 UCB, Inc., 2020 WL 4743033, at *10.
 Fed. R. Civ. P. 41(a)(2) (“Except as provided in Rule 41(a)(1), an action may be dismissed at the plaintiff’s request only by court order, on terms that the court considers proper.”).
 UCB, Inc., 2020 WL 4743033, at *11.
 Id. at *12.
 Id. at *2.
 Id. at *5.
 397 F.3d 925, 932 (10th Cir. 2005). In Swift v. United States, the DC Circuit rejected as “unwarranted” the relator’s argument that the government may not move to dismiss under Section 3730(c)(2) unless it has intervened pursuant to Sections 3730(b) and 3730(c)(1). 318 F.3d at 251-52. Although the Swift court found the argument “largely academic” because of the relator’s concession that the court could simply construe the government’s motion to dismiss as including a motion to intervene, this concession has become a centerpiece of the Seventh Circuit’s statutory construction in the UCB case.
 UCB, Inc., 2020 WL 4743033, at *9.
 Vermont Agency of Nat. Res. v. United States ex rel.

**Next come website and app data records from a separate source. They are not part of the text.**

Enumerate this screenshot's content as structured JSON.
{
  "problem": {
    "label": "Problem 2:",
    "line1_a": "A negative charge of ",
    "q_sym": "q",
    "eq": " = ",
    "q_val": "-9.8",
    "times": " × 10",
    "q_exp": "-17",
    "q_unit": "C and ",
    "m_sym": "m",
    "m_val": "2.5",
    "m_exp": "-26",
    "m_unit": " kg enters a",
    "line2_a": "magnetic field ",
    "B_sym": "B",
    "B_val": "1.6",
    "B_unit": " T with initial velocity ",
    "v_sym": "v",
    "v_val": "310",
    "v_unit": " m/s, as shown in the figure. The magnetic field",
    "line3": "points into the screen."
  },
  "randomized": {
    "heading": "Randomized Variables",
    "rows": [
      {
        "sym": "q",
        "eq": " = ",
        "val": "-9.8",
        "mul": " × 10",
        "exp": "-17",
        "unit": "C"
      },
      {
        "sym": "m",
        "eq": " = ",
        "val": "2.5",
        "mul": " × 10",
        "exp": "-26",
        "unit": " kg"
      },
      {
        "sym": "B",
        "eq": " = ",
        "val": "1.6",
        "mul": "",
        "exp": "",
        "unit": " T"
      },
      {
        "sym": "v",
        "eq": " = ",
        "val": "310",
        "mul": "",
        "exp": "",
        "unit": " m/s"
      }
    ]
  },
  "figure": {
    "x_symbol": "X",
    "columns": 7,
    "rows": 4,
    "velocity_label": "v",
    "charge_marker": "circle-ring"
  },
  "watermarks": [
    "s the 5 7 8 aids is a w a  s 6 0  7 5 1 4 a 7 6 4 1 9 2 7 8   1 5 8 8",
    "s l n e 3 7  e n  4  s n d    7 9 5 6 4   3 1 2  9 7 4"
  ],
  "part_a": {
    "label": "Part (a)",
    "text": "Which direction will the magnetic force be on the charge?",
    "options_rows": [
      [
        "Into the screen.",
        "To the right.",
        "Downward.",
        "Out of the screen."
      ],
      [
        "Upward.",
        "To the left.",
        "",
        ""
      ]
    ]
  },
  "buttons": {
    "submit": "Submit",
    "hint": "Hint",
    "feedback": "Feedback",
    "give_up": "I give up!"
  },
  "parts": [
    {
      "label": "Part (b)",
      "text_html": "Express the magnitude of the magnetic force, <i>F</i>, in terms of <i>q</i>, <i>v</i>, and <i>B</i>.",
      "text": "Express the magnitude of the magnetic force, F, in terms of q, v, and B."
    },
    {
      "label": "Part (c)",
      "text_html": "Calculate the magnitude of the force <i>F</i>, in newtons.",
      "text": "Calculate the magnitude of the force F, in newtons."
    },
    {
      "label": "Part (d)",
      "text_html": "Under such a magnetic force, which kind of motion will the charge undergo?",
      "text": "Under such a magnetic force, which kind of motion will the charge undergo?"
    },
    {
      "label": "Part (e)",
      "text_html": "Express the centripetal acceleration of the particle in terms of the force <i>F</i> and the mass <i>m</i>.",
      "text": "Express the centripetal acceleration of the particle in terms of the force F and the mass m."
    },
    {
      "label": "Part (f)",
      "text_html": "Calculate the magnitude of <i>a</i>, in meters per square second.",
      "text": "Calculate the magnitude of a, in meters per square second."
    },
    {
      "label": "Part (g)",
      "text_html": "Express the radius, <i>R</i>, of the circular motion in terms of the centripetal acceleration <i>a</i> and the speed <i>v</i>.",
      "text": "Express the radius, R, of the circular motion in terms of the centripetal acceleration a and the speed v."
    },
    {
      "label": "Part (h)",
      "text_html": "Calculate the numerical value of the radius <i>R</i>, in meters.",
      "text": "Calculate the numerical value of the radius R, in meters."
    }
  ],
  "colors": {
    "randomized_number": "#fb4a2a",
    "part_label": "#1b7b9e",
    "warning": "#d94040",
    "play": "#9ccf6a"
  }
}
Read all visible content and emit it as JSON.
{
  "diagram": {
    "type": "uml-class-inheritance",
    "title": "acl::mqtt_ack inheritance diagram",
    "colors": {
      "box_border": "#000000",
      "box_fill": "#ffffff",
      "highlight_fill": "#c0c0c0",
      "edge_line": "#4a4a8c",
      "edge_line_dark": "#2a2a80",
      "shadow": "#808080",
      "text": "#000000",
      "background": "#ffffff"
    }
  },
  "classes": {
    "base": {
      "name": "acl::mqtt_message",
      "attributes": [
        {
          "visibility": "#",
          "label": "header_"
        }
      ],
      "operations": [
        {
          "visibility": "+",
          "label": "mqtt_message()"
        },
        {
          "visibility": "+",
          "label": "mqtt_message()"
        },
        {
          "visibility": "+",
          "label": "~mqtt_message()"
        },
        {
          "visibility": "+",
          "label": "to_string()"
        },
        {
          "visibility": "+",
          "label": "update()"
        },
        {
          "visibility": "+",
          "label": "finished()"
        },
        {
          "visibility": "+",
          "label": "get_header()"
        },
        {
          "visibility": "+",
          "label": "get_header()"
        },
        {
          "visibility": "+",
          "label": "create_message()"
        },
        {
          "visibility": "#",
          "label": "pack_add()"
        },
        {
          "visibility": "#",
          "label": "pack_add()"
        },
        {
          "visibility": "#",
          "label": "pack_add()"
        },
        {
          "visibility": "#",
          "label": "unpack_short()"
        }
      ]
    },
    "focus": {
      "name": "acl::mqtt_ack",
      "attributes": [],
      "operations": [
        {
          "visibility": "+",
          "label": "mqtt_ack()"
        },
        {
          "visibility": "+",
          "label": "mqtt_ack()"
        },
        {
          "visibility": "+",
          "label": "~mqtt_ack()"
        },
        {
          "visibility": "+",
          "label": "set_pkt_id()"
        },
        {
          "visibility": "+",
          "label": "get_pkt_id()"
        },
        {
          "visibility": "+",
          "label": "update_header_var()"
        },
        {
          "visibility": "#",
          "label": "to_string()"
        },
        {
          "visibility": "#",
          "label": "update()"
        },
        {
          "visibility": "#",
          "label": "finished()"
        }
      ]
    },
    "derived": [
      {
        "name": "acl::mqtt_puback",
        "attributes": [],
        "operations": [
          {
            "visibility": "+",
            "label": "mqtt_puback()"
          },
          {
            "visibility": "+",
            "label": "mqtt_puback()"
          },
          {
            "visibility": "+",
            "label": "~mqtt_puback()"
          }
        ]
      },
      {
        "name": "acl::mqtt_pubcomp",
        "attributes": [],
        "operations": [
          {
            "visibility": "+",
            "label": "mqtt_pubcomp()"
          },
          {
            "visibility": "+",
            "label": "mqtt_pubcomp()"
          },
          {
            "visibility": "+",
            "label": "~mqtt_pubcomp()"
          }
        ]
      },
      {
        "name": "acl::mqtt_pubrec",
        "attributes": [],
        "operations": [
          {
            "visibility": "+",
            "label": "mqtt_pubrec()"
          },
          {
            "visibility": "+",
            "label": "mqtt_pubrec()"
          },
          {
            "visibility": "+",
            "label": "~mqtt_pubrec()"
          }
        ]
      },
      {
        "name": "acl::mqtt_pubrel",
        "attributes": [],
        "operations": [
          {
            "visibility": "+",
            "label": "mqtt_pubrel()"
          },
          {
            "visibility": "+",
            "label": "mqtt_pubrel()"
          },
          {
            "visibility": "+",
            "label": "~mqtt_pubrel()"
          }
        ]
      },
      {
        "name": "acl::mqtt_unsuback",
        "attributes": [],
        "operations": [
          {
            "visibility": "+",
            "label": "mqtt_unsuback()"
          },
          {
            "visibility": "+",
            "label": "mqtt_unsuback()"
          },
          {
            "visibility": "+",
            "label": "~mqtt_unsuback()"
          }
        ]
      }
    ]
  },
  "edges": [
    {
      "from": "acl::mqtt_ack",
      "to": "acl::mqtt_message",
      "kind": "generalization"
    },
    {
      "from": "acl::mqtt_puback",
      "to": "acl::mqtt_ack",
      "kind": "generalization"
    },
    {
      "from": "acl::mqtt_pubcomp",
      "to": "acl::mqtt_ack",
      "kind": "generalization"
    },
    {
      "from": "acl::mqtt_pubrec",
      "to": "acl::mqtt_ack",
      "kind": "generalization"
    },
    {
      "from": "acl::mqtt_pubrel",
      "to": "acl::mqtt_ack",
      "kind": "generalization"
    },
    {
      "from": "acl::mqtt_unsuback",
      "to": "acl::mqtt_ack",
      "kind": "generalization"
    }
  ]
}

Stevens, 529 U.S. 765, 773 n.4 (2000) (emphasis in original).
 See, e.g., Ridenour, 397 F.3d at 934 (“[T]o condition the Government’s right to move to dismiss an action in which it did not initially intervene upon a requirement of late intervention tied to a showing of good cause would place the FCA on constitutionally unsteady ground.”); Swift, 318 F.3d at 253 (explaining that “the decision whether to bring an action on behalf of the United States is . . . a decision generally committed to [the government’s] absolute discretion” (internal quotation marks omitted)).
 UCB, Inc., 2020 WL 4743033, at *8.
 The Seventh Circuit suggested that there always will be good cause to intervene at the pre-answer stage, when voluntary dismissal also is unfettered, but it did not provide answers for other situations. Id. at *13.
 Id. at *9.